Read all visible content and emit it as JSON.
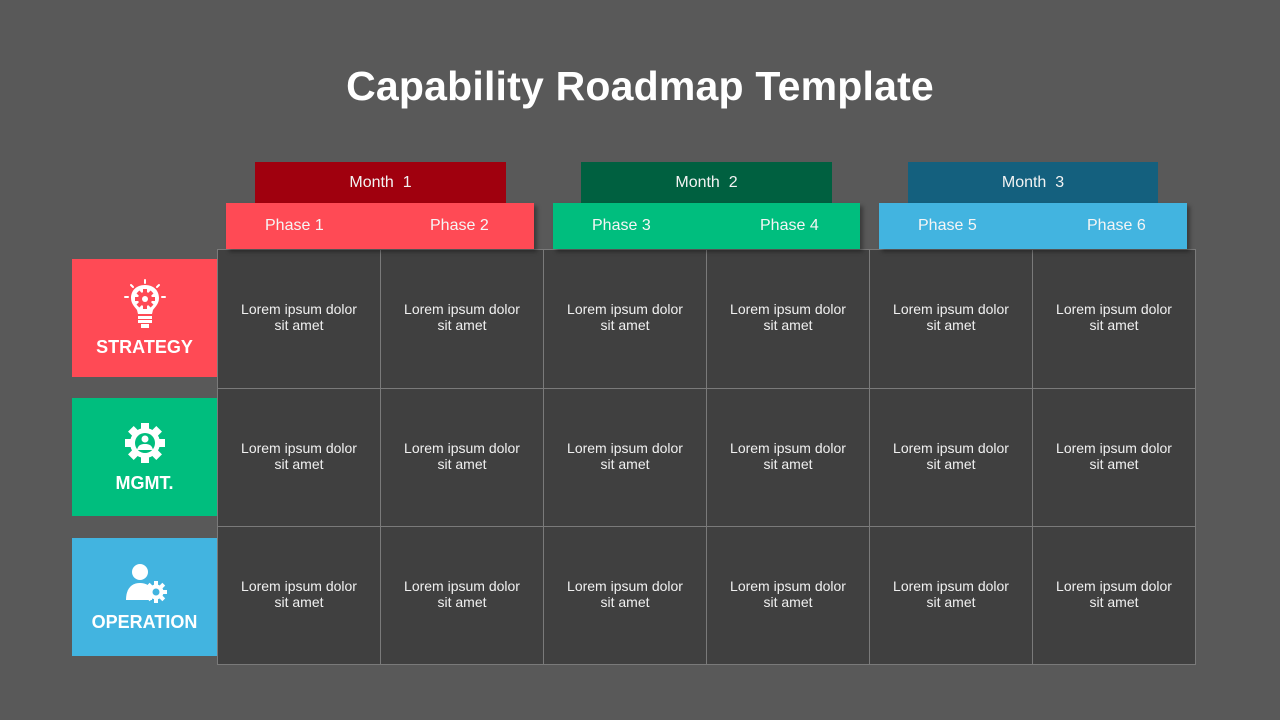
{
  "title": "Capability Roadmap Template",
  "colors": {
    "background": "#595959",
    "grid_fill": "#404040",
    "red_dark": "#a0000e",
    "red": "#ff4a55",
    "green_dark": "#006040",
    "green": "#00be7e",
    "blue_dark": "#14607e",
    "blue": "#42b4e0"
  },
  "months": [
    {
      "label": "Month  1",
      "color": "#a0000e"
    },
    {
      "label": "Month  2",
      "color": "#006040"
    },
    {
      "label": "Month  3",
      "color": "#14607e"
    }
  ],
  "phases": [
    {
      "label": "Phase 1"
    },
    {
      "label": "Phase 2"
    },
    {
      "label": "Phase 3"
    },
    {
      "label": "Phase 4"
    },
    {
      "label": "Phase 5"
    },
    {
      "label": "Phase 6"
    }
  ],
  "categories": [
    {
      "label": "STRATEGY",
      "icon": "lightbulb-gear-icon",
      "color": "#ff4a55"
    },
    {
      "label": "MGMT.",
      "icon": "gear-person-icon",
      "color": "#00be7e"
    },
    {
      "label": "OPERATION",
      "icon": "user-gear-icon",
      "color": "#42b4e0"
    }
  ],
  "rows": [
    {
      "cells": [
        "Lorem ipsum dolor\nsit amet",
        "Lorem ipsum dolor\nsit amet",
        "Lorem ipsum dolor\nsit amet",
        "Lorem ipsum dolor\nsit amet",
        "Lorem ipsum dolor\nsit amet",
        "Lorem ipsum dolor\nsit amet"
      ]
    },
    {
      "cells": [
        "Lorem ipsum dolor\nsit amet",
        "Lorem ipsum dolor\nsit amet",
        "Lorem ipsum dolor\nsit amet",
        "Lorem ipsum dolor\nsit amet",
        "Lorem ipsum dolor\nsit amet",
        "Lorem ipsum dolor\nsit amet"
      ]
    },
    {
      "cells": [
        "Lorem ipsum dolor\nsit amet",
        "Lorem ipsum dolor\nsit amet",
        "Lorem ipsum dolor\nsit amet",
        "Lorem ipsum dolor\nsit amet",
        "Lorem ipsum dolor\nsit amet",
        "Lorem ipsum dolor\nsit amet"
      ]
    }
  ]
}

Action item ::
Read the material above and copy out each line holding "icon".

Answer box ::
      "icon": "lightbulb-gear-icon",
      "icon": "gear-person-icon",
      "icon": "user-gear-icon",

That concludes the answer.